Start the day with a prayer of thanks to God for the blessings in your life. Pray for help and courage to face the trials the world throws at us. Make the Sign of the Cross and pray over every meal, public or private. Pray the Rosary daily and ask for the help and intercession of our Blessed Mother. Pray with your family at night. I can’t envision anyone seriously rebelling against the Church who is faithfully committed to daily prayer.
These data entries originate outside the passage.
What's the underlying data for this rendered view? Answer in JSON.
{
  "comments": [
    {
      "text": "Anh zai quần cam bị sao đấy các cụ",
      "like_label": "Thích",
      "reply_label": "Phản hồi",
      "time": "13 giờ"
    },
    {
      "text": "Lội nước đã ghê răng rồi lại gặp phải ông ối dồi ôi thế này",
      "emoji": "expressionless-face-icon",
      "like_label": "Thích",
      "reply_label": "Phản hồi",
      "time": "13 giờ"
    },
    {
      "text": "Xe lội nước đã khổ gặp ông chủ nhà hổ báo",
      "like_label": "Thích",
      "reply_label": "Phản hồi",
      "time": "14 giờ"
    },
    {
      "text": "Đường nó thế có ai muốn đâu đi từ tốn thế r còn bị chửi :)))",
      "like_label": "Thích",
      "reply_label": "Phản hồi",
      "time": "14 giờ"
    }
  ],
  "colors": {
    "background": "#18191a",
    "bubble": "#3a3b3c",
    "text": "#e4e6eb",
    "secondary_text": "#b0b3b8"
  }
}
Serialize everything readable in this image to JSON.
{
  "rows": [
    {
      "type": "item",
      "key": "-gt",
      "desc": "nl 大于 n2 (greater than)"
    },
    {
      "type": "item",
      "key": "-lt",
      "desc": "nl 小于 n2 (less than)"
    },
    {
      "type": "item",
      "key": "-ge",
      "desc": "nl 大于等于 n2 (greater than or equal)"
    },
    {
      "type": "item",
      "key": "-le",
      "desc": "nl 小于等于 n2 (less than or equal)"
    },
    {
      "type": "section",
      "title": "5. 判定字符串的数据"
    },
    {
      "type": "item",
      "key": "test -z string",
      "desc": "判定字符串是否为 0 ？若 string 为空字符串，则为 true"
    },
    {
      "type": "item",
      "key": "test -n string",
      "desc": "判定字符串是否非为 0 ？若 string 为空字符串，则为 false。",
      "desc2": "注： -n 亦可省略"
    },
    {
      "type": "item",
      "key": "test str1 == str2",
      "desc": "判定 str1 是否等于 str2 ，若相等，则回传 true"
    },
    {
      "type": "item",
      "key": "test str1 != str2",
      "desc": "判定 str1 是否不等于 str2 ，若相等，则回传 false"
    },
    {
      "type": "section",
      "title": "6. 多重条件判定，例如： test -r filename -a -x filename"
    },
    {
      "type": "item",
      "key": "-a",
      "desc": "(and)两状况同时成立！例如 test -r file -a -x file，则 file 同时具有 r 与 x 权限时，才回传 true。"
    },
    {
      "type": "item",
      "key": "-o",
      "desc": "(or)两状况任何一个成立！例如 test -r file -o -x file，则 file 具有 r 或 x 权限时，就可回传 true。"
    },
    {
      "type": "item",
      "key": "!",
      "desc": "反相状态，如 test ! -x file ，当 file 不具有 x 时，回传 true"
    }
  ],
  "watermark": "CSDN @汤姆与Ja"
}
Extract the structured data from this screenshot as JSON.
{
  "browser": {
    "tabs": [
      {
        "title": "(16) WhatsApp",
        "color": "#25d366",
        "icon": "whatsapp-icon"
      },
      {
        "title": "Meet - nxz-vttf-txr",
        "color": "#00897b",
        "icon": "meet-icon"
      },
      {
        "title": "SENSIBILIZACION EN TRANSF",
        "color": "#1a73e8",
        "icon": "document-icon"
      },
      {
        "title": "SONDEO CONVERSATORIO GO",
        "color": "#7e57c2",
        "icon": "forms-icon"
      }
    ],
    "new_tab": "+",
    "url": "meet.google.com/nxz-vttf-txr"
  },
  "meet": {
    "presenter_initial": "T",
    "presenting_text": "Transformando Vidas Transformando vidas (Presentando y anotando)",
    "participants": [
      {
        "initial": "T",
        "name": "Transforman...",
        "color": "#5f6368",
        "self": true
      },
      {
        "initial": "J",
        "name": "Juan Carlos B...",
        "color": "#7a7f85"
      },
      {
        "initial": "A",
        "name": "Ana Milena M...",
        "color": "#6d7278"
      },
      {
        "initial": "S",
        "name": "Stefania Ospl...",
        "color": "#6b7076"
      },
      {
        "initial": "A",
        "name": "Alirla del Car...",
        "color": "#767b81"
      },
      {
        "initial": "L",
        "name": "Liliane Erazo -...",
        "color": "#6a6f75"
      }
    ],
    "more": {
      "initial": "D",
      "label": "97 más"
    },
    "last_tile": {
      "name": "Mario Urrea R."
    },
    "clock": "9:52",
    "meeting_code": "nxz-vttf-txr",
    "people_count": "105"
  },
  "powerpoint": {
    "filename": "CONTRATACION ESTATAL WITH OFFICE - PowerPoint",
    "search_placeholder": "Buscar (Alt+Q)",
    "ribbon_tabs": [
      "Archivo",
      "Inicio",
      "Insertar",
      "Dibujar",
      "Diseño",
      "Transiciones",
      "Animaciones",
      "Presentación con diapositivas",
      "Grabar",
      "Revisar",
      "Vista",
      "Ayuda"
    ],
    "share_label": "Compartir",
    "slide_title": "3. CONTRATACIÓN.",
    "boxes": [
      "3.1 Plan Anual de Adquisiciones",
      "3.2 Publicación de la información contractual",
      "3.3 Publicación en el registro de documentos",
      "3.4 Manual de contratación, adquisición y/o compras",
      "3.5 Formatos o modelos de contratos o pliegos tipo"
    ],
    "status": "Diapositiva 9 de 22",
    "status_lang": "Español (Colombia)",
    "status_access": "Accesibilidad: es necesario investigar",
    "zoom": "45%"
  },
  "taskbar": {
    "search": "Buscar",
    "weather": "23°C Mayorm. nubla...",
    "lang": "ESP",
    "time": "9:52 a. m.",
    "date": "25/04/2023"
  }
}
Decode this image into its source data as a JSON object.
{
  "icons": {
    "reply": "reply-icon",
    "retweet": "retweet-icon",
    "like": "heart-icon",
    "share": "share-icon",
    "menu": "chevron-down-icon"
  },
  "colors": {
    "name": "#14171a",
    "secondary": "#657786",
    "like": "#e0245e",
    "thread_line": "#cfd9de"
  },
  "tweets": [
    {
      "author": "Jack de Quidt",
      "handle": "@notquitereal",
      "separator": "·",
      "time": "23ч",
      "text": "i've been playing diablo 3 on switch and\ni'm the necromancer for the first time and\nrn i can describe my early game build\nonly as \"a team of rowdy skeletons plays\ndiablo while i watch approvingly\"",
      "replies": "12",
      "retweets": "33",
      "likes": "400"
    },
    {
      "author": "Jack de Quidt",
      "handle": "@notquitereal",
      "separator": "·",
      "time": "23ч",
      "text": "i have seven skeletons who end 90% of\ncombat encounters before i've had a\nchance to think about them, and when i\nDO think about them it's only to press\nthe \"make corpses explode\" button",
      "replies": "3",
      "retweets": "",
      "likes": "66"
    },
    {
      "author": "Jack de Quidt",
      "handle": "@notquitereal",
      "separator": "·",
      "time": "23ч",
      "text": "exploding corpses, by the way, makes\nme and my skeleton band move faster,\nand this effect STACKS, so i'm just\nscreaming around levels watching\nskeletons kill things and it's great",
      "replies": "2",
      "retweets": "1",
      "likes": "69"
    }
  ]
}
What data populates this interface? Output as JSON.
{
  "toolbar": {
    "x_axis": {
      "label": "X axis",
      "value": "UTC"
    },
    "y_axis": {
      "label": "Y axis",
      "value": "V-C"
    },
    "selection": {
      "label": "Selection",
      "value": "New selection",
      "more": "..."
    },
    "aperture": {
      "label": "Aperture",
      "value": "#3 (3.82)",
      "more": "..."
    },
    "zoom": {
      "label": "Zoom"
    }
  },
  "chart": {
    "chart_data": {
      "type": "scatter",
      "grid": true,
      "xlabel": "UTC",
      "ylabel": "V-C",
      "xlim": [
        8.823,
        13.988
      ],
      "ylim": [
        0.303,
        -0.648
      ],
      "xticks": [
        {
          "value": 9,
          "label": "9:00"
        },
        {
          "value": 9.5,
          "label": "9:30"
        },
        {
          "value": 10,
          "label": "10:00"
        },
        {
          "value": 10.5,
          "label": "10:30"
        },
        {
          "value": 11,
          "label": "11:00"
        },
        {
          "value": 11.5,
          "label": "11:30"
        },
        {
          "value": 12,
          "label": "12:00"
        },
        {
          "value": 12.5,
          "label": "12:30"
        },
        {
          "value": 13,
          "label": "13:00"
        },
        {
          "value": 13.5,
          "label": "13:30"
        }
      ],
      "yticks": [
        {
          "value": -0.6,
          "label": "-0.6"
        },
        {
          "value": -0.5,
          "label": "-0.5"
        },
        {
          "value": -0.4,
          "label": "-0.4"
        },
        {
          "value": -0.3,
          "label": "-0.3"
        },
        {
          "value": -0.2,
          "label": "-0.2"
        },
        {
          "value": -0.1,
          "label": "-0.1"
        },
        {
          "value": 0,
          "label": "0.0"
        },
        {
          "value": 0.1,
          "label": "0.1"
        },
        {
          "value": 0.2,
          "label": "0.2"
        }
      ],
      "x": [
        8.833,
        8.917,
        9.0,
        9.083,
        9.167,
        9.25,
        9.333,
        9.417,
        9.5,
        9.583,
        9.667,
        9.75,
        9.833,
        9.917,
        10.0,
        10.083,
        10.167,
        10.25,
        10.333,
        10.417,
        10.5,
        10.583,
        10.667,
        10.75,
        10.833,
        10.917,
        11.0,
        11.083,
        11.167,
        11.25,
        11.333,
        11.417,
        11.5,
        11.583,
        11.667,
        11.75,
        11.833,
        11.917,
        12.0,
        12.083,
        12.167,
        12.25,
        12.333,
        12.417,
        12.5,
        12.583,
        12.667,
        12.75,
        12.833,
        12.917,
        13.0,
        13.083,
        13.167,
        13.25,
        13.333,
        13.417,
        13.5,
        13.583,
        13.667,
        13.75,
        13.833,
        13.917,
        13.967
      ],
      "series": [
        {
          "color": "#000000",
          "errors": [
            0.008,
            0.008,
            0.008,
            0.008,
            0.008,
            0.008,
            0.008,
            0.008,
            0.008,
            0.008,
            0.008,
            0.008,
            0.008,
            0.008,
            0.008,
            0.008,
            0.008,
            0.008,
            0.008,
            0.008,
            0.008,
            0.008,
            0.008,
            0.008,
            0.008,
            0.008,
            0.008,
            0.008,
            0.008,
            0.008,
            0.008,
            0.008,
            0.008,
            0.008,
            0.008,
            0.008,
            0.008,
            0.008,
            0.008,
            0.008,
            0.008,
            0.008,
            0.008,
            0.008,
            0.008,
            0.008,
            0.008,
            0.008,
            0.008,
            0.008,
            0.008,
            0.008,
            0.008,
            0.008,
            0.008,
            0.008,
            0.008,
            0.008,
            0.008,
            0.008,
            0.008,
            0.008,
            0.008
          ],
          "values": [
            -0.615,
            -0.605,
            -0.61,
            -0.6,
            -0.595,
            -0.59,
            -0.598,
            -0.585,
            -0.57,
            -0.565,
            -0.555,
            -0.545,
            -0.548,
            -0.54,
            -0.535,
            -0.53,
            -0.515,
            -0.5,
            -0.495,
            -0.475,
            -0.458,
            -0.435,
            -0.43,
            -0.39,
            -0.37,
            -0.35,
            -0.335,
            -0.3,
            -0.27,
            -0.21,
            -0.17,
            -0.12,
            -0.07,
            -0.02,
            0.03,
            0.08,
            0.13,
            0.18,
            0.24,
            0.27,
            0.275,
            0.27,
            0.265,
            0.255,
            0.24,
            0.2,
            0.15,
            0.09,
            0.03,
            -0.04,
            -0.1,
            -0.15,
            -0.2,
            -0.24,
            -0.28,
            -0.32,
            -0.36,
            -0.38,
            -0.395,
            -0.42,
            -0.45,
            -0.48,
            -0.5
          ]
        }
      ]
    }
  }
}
One of the things I found most attractive about the Catholic Church when I converted was that it is not easy to be Catholic. I grew up with “easy faith” as a Baptist, left that church as a teenager and had no faith at all for 23 years, until coming home to the truth of Catholicism in 2005. I am incredibly grateful for my Catholic faith and don’t see why I should waste my time arguing against the teachings of the Church. I already spent over two decades saying “no” to God, and my pride-filled rebellion was exhausting. When I surrendered to his will, I started saying “yes,” and that has made all the difference in my life.

It can be that way for you, too. Say “yes, I will serve” today. We know where the devil wound up when he said “non serviam,” and no one wants that path at the end of life!

Randy Hain, Senior Editor and co-founder of The Integrated Catholic Life™, is the author of three books by Liguori Press: The Catholic Briefcase: Tools for Integrating Faith and Work, Along the Way: Lessons for an Authentic Journey of Faith and Something More: A Professional’s Pursuit of a Meaningful Life.